“We have had comments from the schools saying how far these kids have come on since we started doing this learning program,” Elly says.
The after school learning program and Saturday drop-in lunch are only two of a range of services offered by the Wendouree West Exodus Community.
The volunteer leadership team run camps for children, families and men and women each year.
“A lot of kids in this community never get to go away on holiday. They don’t go to school camps because their parents can’t afford it,” Elly says, as we walk back inside the house to the kitchen.
Every chair is full as volunteers serve steaming soup and bread from the corner stove.
The small kitchen is crowded.
Elly is says she is hoping to create a more comfortable space to run the Saturday lunch, where all visitors can sit and enjoy their meal together in the one room, rather than spreading out to find a seat.
All that is holding her back is funding.
“St Patrick’s College held a big fundraiser and gave us money to build a shed,” she says.
“We have got the shed up but now we are stuck. We still have the electricity to connect, to install the supplied kitchen and we’re hoping to put a disabled toilet and shower at the back.
“It has been going on now for over 12 months and we’re getting a bit impatient.”
The Wendouree West Exodus Community is auspiced by Our Lady Help of Christians Catholic Church, and supported by a number of organisations including the Redemptorists, Sisters of Mercy, and St Vincent de Paul Society.
But the leadership team is hoping to secure more sustainable funding to continue to meet community needs.

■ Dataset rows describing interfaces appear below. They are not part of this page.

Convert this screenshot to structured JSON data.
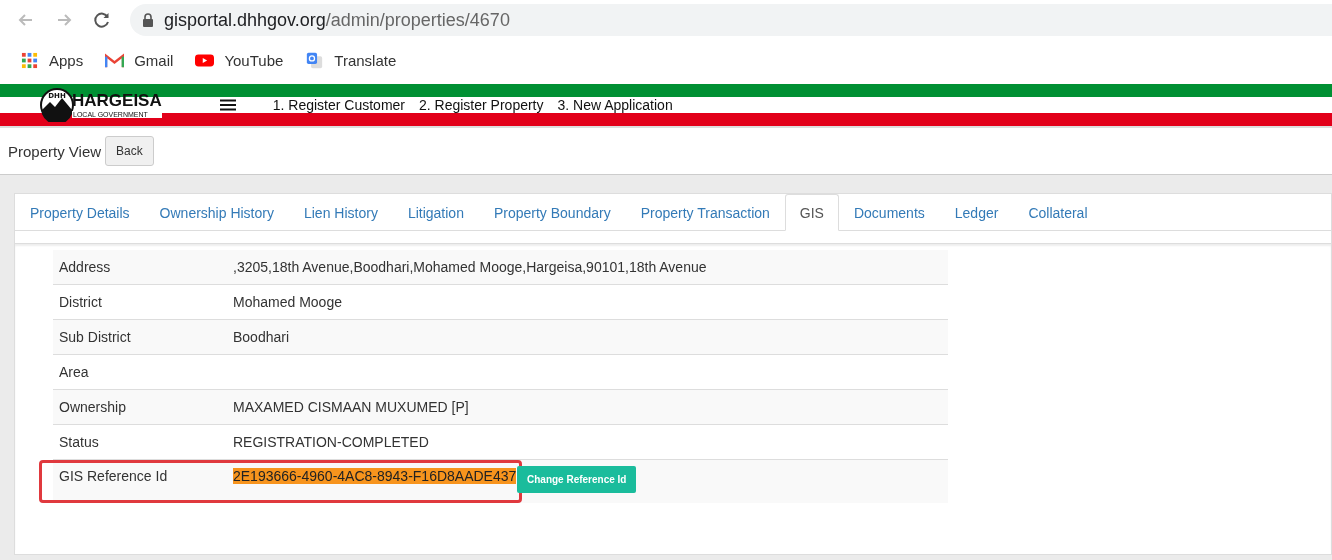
{
  "browser": {
    "url_host": "gisportal.dhhgov.org",
    "url_path": "/admin/properties/4670",
    "bookmarks": [
      {
        "label": "Apps",
        "kind": "apps"
      },
      {
        "label": "Gmail",
        "kind": "gmail"
      },
      {
        "label": "YouTube",
        "kind": "youtube"
      },
      {
        "label": "Translate",
        "kind": "translate"
      }
    ]
  },
  "header": {
    "logo_mark": "DHH",
    "logo_title": "HARGEISA",
    "logo_subtitle": "LOCAL GOVERNMENT",
    "nav": [
      "1. Register Customer",
      "2. Register Property",
      "3. New Application"
    ]
  },
  "page": {
    "title": "Property View",
    "back_button": "Back"
  },
  "tabs": [
    {
      "label": "Property Details",
      "selected": false
    },
    {
      "label": "Ownership History",
      "selected": false
    },
    {
      "label": "Lien History",
      "selected": false
    },
    {
      "label": "Litigation",
      "selected": false
    },
    {
      "label": "Property Boundary",
      "selected": false
    },
    {
      "label": "Property Transaction",
      "selected": false
    },
    {
      "label": "GIS",
      "selected": true
    },
    {
      "label": "Documents",
      "selected": false
    },
    {
      "label": "Ledger",
      "selected": false
    },
    {
      "label": "Collateral",
      "selected": false
    }
  ],
  "rows": [
    {
      "label": "Address",
      "value": ",3205,18th Avenue,Boodhari,Mohamed Mooge,Hargeisa,90101,18th Avenue",
      "outlined": false,
      "value_highlighted": false
    },
    {
      "label": "District",
      "value": "Mohamed Mooge",
      "outlined": false,
      "value_highlighted": false
    },
    {
      "label": "Sub District",
      "value": "Boodhari",
      "outlined": false,
      "value_highlighted": false
    },
    {
      "label": "Area",
      "outlined": false
    },
    {
      "label": "Ownership",
      "value": "MAXAMED CISMAAN MUXUMED [P]",
      "outlined": false,
      "value_highlighted": false
    },
    {
      "label": "Status",
      "value": "REGISTRATION-COMPLETED",
      "outlined": false,
      "value_highlighted": false
    },
    {
      "label": "GIS Reference Id",
      "value": "2E193666-4960-4AC8-8943-F16D8AADE437",
      "button": "Change Reference Id",
      "outlined": true,
      "value_highlighted": true
    }
  ]
}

Elly says the demand for services in Wendouree West is increasing.
“Every week we have new people coming in,” she says.
I am just so passionate about this place. I believe we are doing a great thing.
Sitting back on the old armchair in the lounge room, Elly remembers heart warming stories from the past.
She tells me of a rough young boy who ran a prayer meeting at the Exodus house with Father Frank Smith after the death of his grandmother.
“He got all his cousins in here… They held hands and they talked about everything they wanted to talk about. There was tears and there was laughter. That was one of the most memorable things I have ever heard.
“One young woman who was in a wheelchair had multiple sclerosis. She used to come every Saturday in her scooter. When she was dying she didn’t want prayers, she had Father Frank to hold her hand.
The Primrose Street house has also hosted wedding receptions, funeral wakes and baptisms throughout its 14 years as a community meeting place.
Elly looks over my shoulder to say a cheery hello to a couple who had recently moved to Maryborough. They return to Wendouree West each Saturday for the company and warm welcome.
“One night at 9pm we had six young boys come in. They had no where to stay the night. We had them everywhere, in the spare room, on the floor here and they stayed the night,” she continues.
“We have just done so much for the people who don’t know where else to go.”
I leave Elly as she returns to the kitchen to help serve lunch to visitors eager to taste today’s soup.
Behind me, the door remains open.